# WORK TO COMPLETE
Search the entries for the word "Importar". Copy every line where it turns up.

● ● ● ●

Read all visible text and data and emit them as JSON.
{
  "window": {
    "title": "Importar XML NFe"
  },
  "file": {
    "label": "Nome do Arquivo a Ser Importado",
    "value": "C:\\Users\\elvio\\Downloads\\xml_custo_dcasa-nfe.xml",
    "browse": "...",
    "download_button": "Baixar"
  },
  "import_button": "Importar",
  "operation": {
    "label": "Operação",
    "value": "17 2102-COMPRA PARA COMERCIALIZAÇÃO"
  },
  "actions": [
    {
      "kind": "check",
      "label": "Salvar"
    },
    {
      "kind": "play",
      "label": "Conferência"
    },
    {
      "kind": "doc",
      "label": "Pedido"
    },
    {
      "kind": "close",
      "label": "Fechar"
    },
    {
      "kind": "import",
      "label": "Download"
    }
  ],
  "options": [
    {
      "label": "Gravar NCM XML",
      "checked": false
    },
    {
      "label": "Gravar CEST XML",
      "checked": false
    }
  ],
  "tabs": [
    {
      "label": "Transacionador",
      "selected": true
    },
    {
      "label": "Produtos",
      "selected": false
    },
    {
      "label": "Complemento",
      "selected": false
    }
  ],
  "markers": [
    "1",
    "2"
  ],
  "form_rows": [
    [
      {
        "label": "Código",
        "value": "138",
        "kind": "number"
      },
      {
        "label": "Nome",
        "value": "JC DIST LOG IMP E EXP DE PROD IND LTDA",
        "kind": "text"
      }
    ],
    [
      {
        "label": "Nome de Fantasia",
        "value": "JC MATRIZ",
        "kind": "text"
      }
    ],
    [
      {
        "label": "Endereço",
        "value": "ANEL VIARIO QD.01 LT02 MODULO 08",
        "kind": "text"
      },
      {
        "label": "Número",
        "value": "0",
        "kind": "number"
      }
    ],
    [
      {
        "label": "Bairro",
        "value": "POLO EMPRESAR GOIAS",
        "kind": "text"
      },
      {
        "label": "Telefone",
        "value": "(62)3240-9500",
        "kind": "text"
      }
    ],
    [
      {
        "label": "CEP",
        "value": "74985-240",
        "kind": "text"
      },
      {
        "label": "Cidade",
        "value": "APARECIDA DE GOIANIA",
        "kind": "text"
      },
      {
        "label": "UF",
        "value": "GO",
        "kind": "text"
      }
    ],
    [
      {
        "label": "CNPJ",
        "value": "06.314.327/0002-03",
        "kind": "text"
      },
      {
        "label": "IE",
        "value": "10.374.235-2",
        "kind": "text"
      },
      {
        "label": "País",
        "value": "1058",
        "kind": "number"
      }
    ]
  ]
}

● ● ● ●

# WORKED SOLUTION
    "title": "Importar XML NFe"
  "import_button": "Importar",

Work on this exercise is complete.